(Records from a collection)
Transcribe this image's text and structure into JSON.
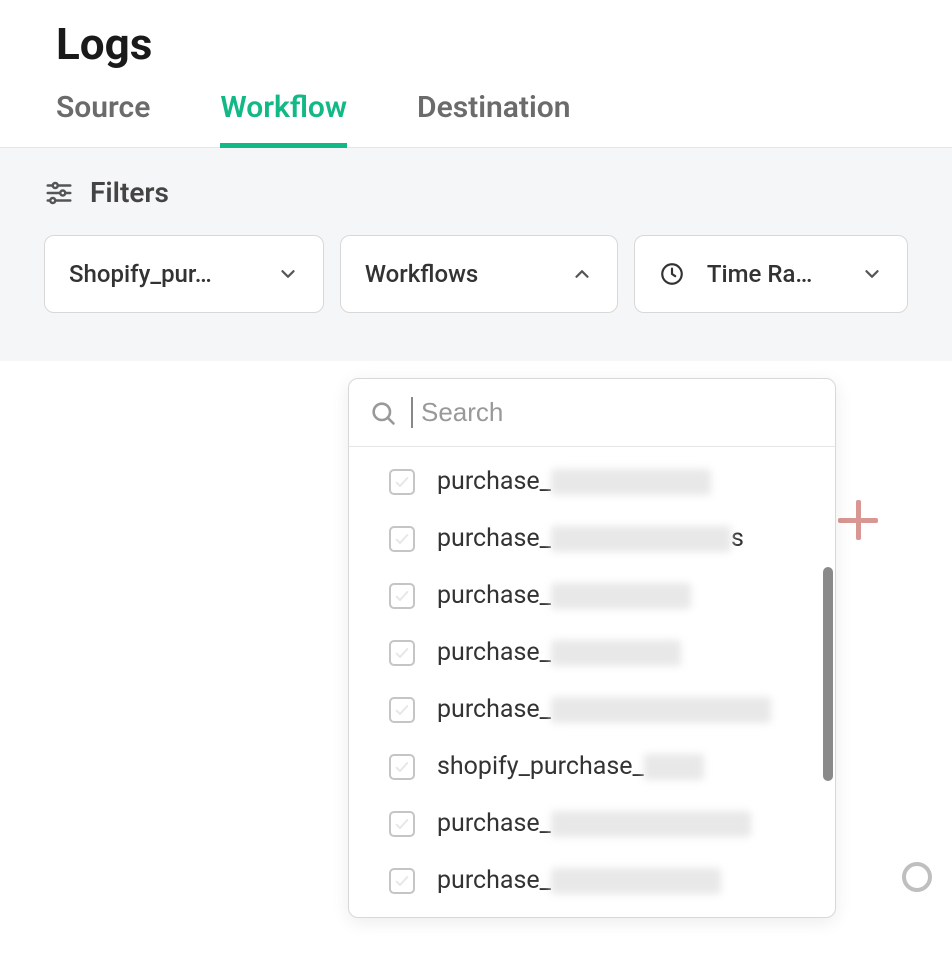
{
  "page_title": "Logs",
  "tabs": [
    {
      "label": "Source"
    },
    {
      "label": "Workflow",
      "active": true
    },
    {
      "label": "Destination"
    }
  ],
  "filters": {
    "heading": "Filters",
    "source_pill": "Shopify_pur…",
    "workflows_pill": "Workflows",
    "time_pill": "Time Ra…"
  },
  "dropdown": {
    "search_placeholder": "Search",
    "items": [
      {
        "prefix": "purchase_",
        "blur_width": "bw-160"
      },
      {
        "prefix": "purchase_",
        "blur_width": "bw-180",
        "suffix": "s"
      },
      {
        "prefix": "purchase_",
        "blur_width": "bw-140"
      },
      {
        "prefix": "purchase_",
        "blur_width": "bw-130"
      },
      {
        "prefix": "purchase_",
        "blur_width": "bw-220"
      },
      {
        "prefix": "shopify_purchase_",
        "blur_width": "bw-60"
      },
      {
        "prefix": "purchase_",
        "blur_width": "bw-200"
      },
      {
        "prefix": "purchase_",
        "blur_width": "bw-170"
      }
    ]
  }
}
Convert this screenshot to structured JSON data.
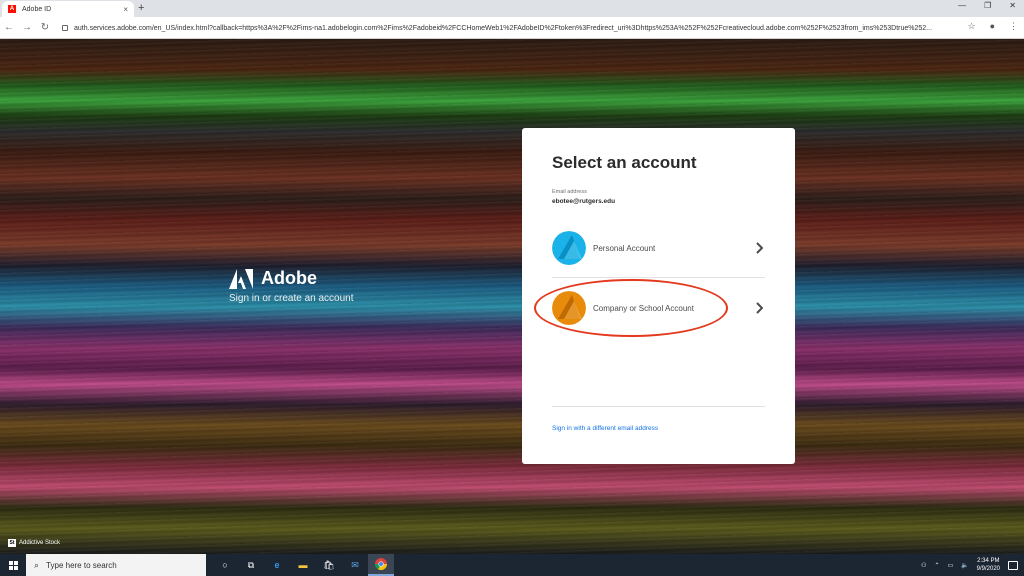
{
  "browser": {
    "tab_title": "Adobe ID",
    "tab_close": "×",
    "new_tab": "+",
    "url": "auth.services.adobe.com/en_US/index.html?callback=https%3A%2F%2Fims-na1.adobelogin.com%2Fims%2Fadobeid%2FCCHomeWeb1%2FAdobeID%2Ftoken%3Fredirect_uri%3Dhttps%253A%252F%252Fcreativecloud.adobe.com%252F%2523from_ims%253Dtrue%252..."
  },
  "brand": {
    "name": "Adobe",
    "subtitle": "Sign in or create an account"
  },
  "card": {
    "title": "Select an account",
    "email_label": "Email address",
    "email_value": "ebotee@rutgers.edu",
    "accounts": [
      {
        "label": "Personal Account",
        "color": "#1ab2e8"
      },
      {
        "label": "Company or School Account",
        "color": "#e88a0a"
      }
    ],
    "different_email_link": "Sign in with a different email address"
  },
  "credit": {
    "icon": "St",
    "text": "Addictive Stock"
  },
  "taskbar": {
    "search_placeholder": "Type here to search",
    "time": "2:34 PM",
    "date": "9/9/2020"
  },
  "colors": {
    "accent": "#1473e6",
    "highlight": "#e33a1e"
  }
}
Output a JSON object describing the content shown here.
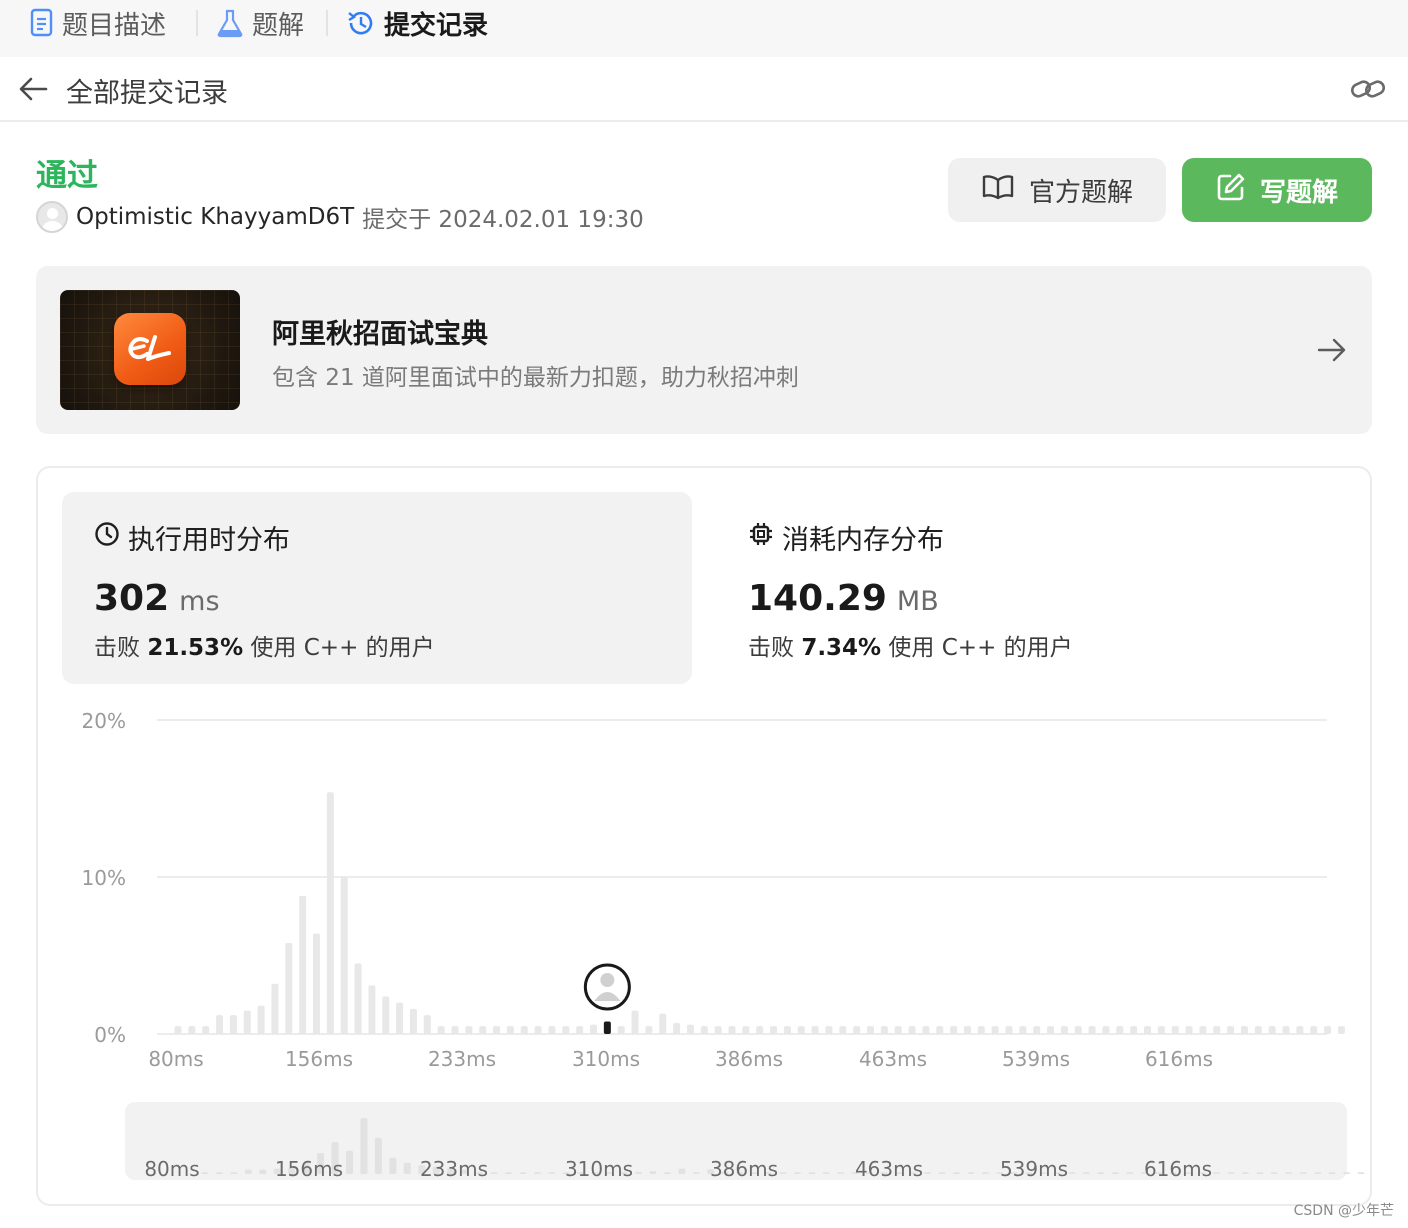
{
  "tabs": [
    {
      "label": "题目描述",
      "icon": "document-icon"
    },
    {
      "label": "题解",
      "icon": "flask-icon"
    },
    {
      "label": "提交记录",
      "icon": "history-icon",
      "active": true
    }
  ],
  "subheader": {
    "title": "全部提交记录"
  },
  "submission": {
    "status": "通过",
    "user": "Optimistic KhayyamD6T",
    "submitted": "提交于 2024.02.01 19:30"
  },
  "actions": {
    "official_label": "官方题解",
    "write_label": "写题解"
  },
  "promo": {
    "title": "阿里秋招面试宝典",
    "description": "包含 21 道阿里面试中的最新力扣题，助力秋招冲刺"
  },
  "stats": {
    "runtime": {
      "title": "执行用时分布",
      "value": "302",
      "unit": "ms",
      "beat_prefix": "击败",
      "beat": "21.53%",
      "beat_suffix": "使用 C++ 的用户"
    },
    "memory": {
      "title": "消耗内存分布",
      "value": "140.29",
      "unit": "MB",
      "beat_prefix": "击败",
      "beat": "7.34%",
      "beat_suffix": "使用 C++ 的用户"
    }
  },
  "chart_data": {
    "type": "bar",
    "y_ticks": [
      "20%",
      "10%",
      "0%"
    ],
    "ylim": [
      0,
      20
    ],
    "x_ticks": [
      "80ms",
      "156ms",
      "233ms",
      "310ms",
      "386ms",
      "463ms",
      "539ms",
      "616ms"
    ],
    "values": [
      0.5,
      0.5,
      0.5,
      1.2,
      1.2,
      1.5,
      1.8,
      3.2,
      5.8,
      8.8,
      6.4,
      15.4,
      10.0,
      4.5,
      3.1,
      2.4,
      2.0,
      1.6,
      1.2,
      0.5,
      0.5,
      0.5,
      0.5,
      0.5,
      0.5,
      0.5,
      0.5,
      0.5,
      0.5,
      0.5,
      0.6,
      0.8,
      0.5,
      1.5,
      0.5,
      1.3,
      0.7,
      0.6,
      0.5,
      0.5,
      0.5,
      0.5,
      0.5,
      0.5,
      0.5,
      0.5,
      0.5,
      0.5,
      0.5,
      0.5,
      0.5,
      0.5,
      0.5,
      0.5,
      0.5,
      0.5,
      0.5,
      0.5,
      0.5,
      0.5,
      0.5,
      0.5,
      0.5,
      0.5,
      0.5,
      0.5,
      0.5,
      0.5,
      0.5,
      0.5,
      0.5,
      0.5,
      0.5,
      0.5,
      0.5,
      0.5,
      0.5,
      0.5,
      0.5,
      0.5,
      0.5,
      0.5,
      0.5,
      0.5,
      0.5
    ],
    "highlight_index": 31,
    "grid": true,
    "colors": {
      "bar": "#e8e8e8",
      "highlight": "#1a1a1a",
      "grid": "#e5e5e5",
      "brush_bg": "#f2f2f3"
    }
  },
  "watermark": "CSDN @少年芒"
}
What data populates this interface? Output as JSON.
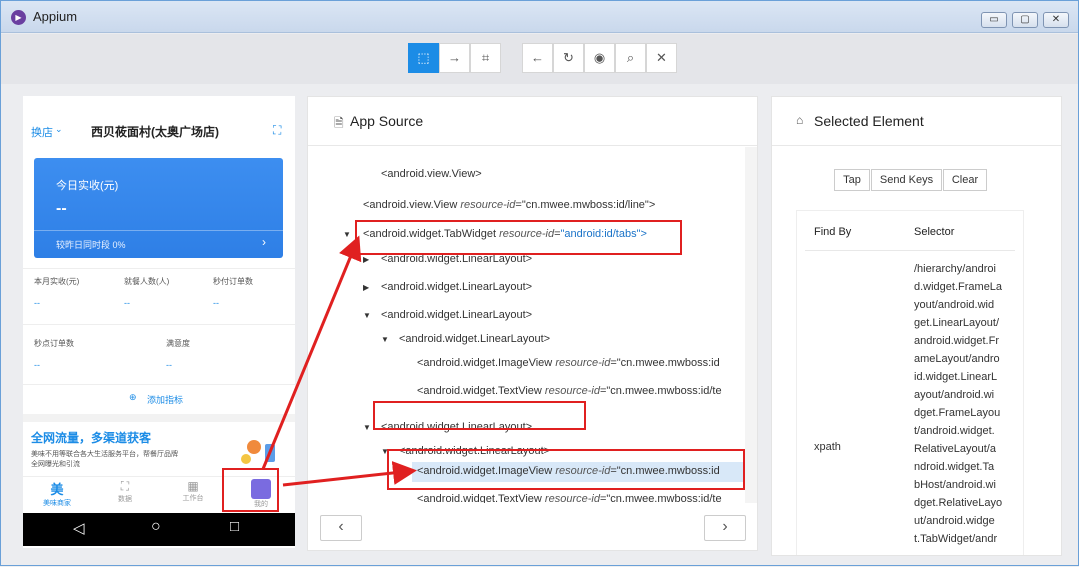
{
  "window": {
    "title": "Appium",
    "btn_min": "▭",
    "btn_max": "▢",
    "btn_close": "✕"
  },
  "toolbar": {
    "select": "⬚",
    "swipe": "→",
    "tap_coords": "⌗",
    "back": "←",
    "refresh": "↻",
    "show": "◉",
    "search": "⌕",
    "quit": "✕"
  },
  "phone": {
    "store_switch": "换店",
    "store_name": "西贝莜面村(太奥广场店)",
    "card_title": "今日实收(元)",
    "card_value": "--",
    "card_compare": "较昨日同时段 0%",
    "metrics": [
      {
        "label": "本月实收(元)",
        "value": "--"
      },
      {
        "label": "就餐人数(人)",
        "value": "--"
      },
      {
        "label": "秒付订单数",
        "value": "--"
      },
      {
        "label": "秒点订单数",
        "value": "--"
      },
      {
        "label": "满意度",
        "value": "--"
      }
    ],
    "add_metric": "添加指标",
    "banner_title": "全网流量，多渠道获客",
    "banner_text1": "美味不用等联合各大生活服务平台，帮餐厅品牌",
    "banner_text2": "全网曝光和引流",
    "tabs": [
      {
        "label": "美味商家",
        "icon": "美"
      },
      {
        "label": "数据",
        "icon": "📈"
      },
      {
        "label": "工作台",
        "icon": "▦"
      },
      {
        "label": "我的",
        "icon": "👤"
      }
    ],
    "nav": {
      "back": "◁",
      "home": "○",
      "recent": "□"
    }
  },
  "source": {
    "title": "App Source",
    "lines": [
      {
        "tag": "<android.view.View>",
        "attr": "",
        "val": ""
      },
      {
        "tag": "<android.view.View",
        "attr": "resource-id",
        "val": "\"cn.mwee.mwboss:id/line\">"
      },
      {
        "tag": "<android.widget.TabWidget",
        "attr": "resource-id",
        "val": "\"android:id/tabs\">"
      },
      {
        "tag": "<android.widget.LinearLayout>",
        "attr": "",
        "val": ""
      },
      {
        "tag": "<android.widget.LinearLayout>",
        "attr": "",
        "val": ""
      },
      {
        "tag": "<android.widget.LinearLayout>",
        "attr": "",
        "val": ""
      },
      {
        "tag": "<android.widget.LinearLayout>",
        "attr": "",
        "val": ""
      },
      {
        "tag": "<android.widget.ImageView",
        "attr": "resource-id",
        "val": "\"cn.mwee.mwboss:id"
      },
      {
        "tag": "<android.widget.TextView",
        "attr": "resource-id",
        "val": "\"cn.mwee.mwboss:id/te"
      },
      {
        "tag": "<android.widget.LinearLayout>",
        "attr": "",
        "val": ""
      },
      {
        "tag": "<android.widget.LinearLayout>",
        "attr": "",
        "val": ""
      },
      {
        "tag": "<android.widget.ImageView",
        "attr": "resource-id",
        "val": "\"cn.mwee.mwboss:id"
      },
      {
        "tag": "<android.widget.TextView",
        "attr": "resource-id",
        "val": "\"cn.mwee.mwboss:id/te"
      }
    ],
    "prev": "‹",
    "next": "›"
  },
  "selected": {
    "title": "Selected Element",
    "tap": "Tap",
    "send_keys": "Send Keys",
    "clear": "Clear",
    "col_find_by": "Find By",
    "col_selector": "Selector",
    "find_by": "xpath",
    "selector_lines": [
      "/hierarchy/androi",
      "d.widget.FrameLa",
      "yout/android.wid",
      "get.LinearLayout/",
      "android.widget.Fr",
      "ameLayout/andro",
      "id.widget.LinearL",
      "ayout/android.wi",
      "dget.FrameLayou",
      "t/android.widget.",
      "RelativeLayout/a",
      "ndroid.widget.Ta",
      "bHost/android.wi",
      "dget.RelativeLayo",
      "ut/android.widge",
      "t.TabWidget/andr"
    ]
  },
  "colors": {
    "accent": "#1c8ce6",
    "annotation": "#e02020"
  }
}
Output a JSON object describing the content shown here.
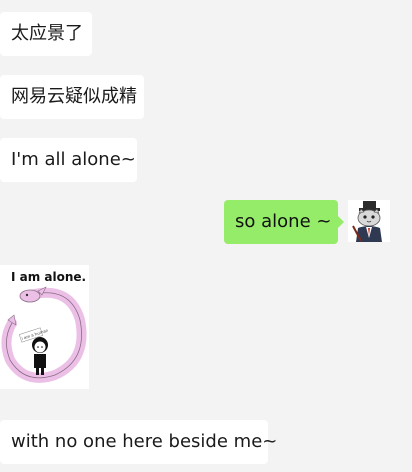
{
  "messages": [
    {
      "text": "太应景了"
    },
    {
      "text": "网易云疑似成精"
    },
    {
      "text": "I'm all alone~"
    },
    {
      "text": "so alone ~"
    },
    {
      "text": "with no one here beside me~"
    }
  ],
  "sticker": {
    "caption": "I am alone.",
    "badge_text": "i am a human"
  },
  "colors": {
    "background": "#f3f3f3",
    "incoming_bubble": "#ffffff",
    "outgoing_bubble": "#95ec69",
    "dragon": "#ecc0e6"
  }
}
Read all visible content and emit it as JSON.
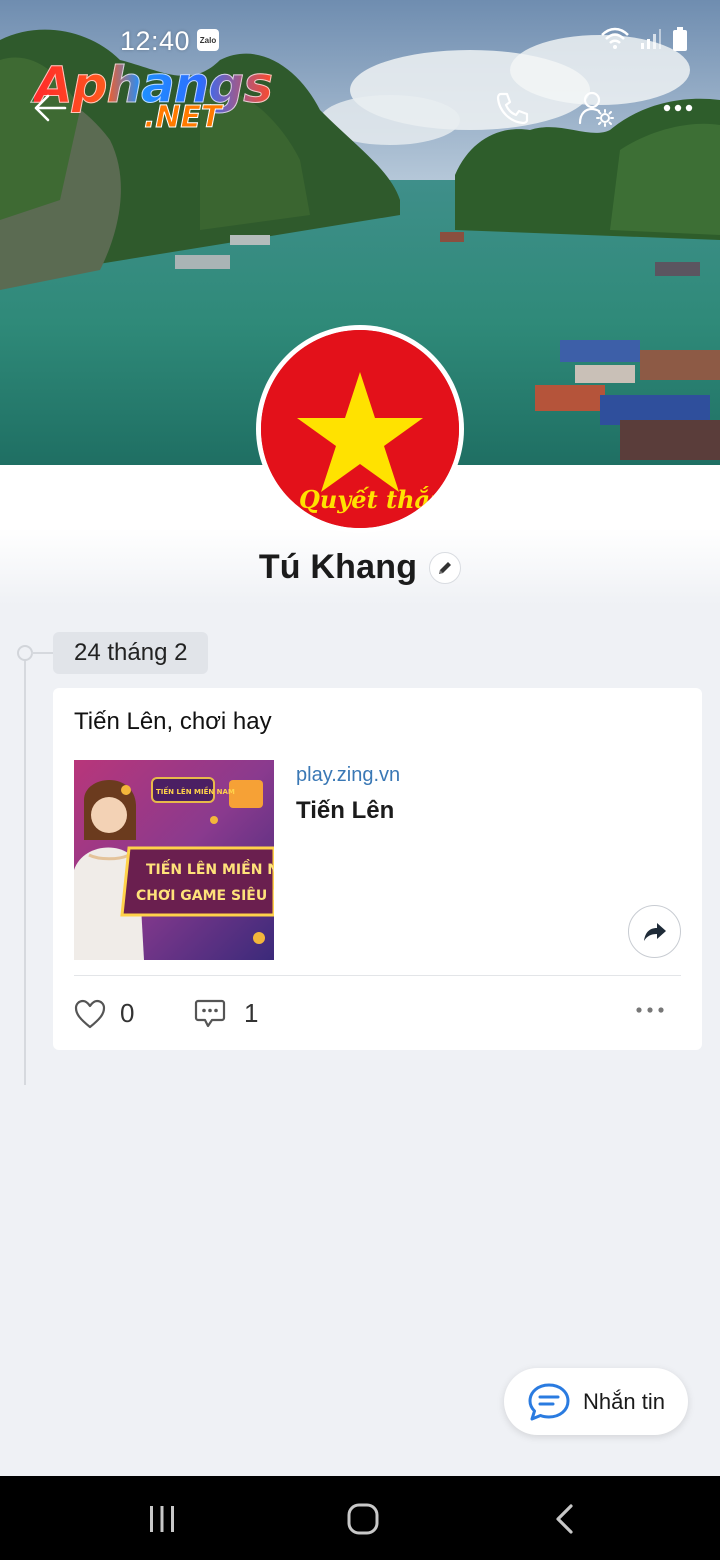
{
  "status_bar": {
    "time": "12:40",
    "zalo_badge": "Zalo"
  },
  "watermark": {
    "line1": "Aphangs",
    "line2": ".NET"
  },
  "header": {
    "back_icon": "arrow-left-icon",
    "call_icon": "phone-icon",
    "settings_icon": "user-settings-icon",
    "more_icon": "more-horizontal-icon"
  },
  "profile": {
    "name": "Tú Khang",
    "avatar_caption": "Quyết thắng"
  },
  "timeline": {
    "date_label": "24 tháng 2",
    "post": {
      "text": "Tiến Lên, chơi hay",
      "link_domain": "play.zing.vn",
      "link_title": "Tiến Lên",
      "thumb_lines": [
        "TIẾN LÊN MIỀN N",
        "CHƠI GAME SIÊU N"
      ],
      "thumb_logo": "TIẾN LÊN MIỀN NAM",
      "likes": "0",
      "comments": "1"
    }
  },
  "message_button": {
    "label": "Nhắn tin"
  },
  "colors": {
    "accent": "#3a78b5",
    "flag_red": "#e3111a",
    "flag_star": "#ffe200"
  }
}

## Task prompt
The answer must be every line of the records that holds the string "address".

## Solution below
    "email_label": "Email address",
    "different_email_link": "Sign in with a different email address"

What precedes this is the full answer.